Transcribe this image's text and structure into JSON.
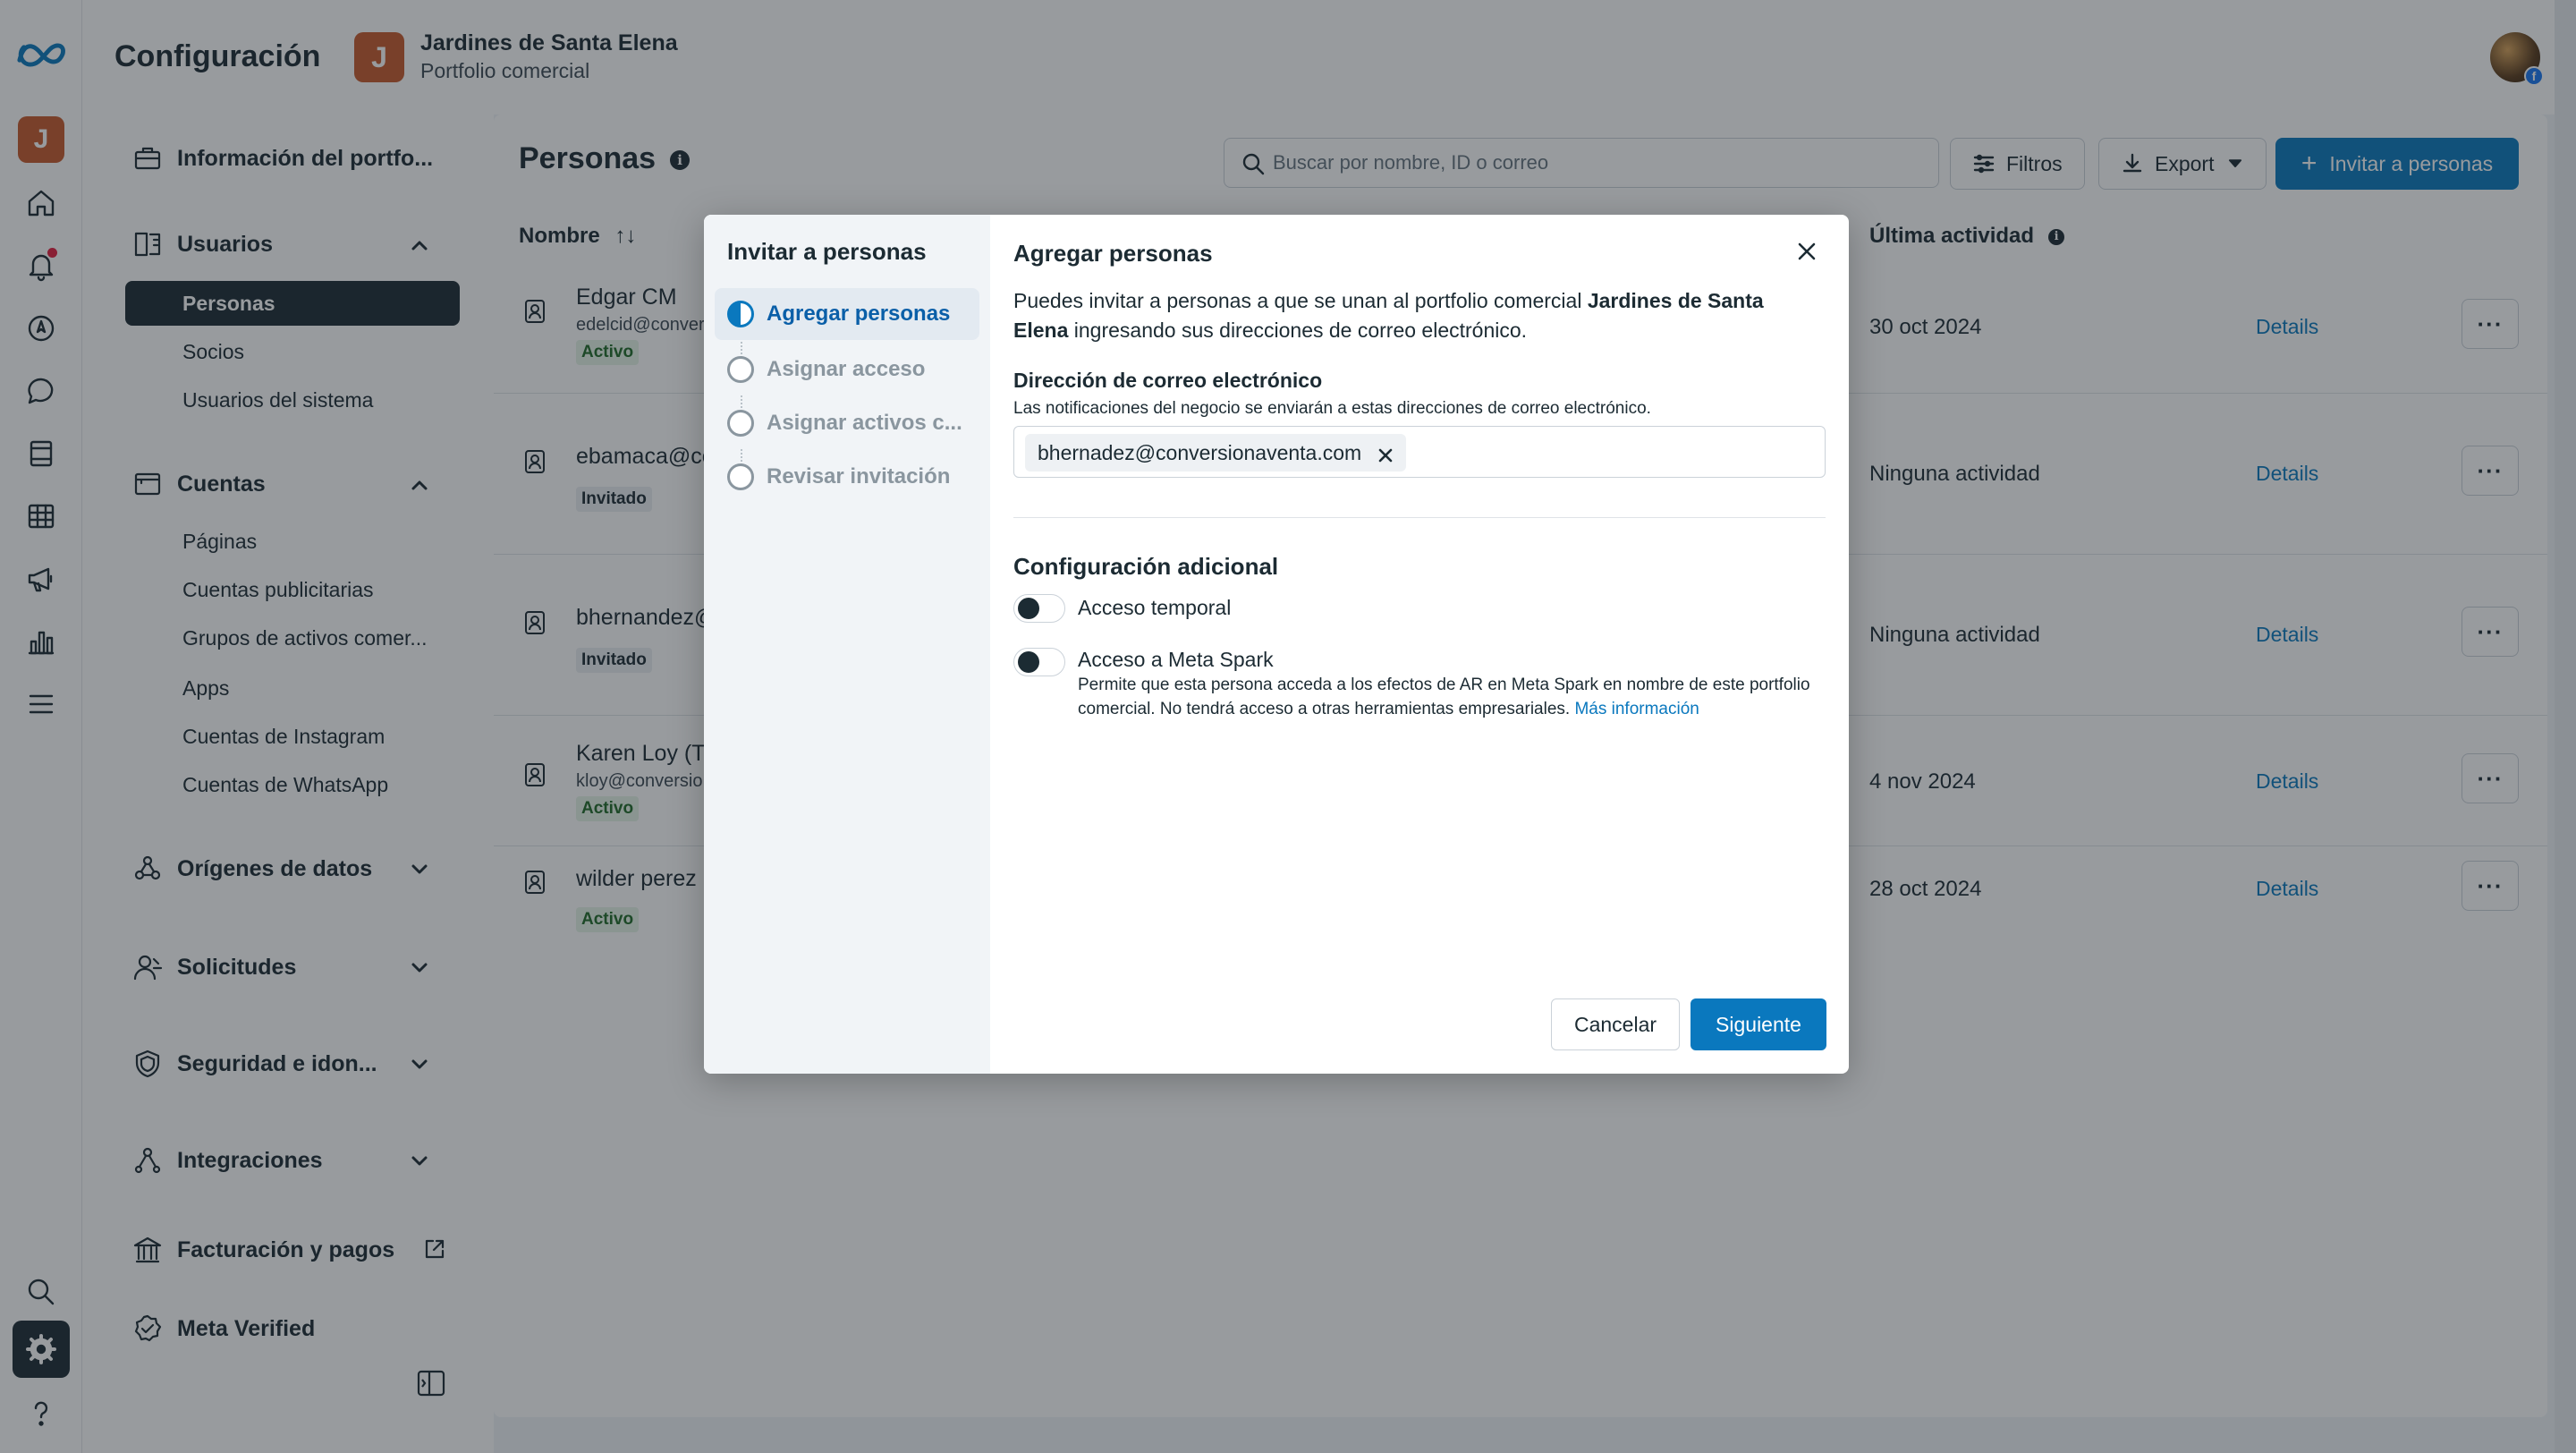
{
  "header": {
    "title": "Configuración",
    "business_initial": "J",
    "business_name": "Jardines de Santa Elena",
    "business_type": "Portfolio comercial"
  },
  "rail": {
    "avatar_initial": "J",
    "icons": [
      "meta-logo-icon",
      "home-icon",
      "bell-icon",
      "compass-icon",
      "chat-icon",
      "pages-icon",
      "table-icon",
      "megaphone-icon",
      "bar-chart-icon",
      "menu-icon",
      "search-icon",
      "gear-icon",
      "help-icon"
    ]
  },
  "sidebar": {
    "portfolio_info": "Información del portfo...",
    "users": {
      "label": "Usuarios",
      "items": [
        "Personas",
        "Socios",
        "Usuarios del sistema"
      ]
    },
    "accounts": {
      "label": "Cuentas",
      "items": [
        "Páginas",
        "Cuentas publicitarias",
        "Grupos de activos comer...",
        "Apps",
        "Cuentas de Instagram",
        "Cuentas de WhatsApp"
      ]
    },
    "data_sources": "Orígenes de datos",
    "requests": "Solicitudes",
    "security": "Seguridad e idon...",
    "integrations": "Integraciones",
    "billing": "Facturación y pagos",
    "meta_verified": "Meta Verified"
  },
  "main": {
    "title": "Personas",
    "search_placeholder": "Buscar por nombre, ID o correo",
    "filters_label": "Filtros",
    "export_label": "Export",
    "invite_label": "Invitar a personas",
    "col_name": "Nombre",
    "col_activity": "Última actividad",
    "rows": [
      {
        "name": "Edgar CM",
        "email": "edelcid@conver",
        "status": "Activo",
        "activity": "30 oct 2024",
        "details": "Details"
      },
      {
        "name": "ebamaca@cc",
        "email": "",
        "status": "Invitado",
        "activity": "Ninguna actividad",
        "details": "Details"
      },
      {
        "name": "bhernandez@",
        "email": "",
        "status": "Invitado",
        "activity": "Ninguna actividad",
        "details": "Details"
      },
      {
        "name": "Karen Loy (T",
        "email": "kloy@conversio",
        "status": "Activo",
        "activity": "4 nov 2024",
        "details": "Details"
      },
      {
        "name": "wilder perez",
        "email": "",
        "status": "Activo",
        "activity": "28 oct 2024",
        "details": "Details"
      }
    ],
    "more_label": "···"
  },
  "modal": {
    "steps_title": "Invitar a personas",
    "steps": [
      "Agregar personas",
      "Asignar acceso",
      "Asignar activos c...",
      "Revisar invitación"
    ],
    "title": "Agregar personas",
    "desc_before": "Puedes invitar a personas a que se unan al portfolio comercial ",
    "desc_bold": "Jardines de Santa Elena",
    "desc_after": " ingresando sus direcciones de correo electrónico.",
    "email_label": "Dirección de correo electrónico",
    "email_help": "Las notificaciones del negocio se enviarán a estas direcciones de correo electrónico.",
    "email_chip": "bhernadez@conversionaventa.com",
    "additional_title": "Configuración adicional",
    "temp_access_label": "Acceso temporal",
    "spark_label": "Acceso a Meta Spark",
    "spark_desc": "Permite que esta persona acceda a los efectos de AR en Meta Spark en nombre de este portfolio comercial. No tendrá acceso a otras herramientas empresariales. ",
    "spark_more": "Más información",
    "cancel_label": "Cancelar",
    "next_label": "Siguiente"
  },
  "colors": {
    "accent": "#0a78be",
    "brand_orange": "#c65a2c",
    "active_badge_bg": "#e6f4e7",
    "dark": "#1c2b33"
  }
}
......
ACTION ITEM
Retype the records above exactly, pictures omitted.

RESULT
Transcribe this image's text and structure into JSON.
{
  "header": {
    "title": "Configuración",
    "business_initial": "J",
    "business_name": "Jardines de Santa Elena",
    "business_type": "Portfolio comercial"
  },
  "rail": {
    "avatar_initial": "J",
    "icons": [
      "meta-logo-icon",
      "home-icon",
      "bell-icon",
      "compass-icon",
      "chat-icon",
      "pages-icon",
      "table-icon",
      "megaphone-icon",
      "bar-chart-icon",
      "menu-icon",
      "search-icon",
      "gear-icon",
      "help-icon"
    ]
  },
  "sidebar": {
    "portfolio_info": "Información del portfo...",
    "users": {
      "label": "Usuarios",
      "items": [
        "Personas",
        "Socios",
        "Usuarios del sistema"
      ]
    },
    "accounts": {
      "label": "Cuentas",
      "items": [
        "Páginas",
        "Cuentas publicitarias",
        "Grupos de activos comer...",
        "Apps",
        "Cuentas de Instagram",
        "Cuentas de WhatsApp"
      ]
    },
    "data_sources": "Orígenes de datos",
    "requests": "Solicitudes",
    "security": "Seguridad e idon...",
    "integrations": "Integraciones",
    "billing": "Facturación y pagos",
    "meta_verified": "Meta Verified"
  },
  "main": {
    "title": "Personas",
    "search_placeholder": "Buscar por nombre, ID o correo",
    "filters_label": "Filtros",
    "export_label": "Export",
    "invite_label": "Invitar a personas",
    "col_name": "Nombre",
    "col_activity": "Última actividad",
    "rows": [
      {
        "name": "Edgar CM",
        "email": "edelcid@conver",
        "status": "Activo",
        "activity": "30 oct 2024",
        "details": "Details"
      },
      {
        "name": "ebamaca@cc",
        "email": "",
        "status": "Invitado",
        "activity": "Ninguna actividad",
        "details": "Details"
      },
      {
        "name": "bhernandez@",
        "email": "",
        "status": "Invitado",
        "activity": "Ninguna actividad",
        "details": "Details"
      },
      {
        "name": "Karen Loy (T",
        "email": "kloy@conversio",
        "status": "Activo",
        "activity": "4 nov 2024",
        "details": "Details"
      },
      {
        "name": "wilder perez",
        "email": "",
        "status": "Activo",
        "activity": "28 oct 2024",
        "details": "Details"
      }
    ],
    "more_label": "···"
  },
  "modal": {
    "steps_title": "Invitar a personas",
    "steps": [
      "Agregar personas",
      "Asignar acceso",
      "Asignar activos c...",
      "Revisar invitación"
    ],
    "title": "Agregar personas",
    "desc_before": "Puedes invitar a personas a que se unan al portfolio comercial ",
    "desc_bold": "Jardines de Santa Elena",
    "desc_after": " ingresando sus direcciones de correo electrónico.",
    "email_label": "Dirección de correo electrónico",
    "email_help": "Las notificaciones del negocio se enviarán a estas direcciones de correo electrónico.",
    "email_chip": "bhernadez@conversionaventa.com",
    "additional_title": "Configuración adicional",
    "temp_access_label": "Acceso temporal",
    "spark_label": "Acceso a Meta Spark",
    "spark_desc": "Permite que esta persona acceda a los efectos de AR en Meta Spark en nombre de este portfolio comercial. No tendrá acceso a otras herramientas empresariales. ",
    "spark_more": "Más información",
    "cancel_label": "Cancelar",
    "next_label": "Siguiente"
  },
  "colors": {
    "accent": "#0a78be",
    "brand_orange": "#c65a2c",
    "active_badge_bg": "#e6f4e7",
    "dark": "#1c2b33"
  }
}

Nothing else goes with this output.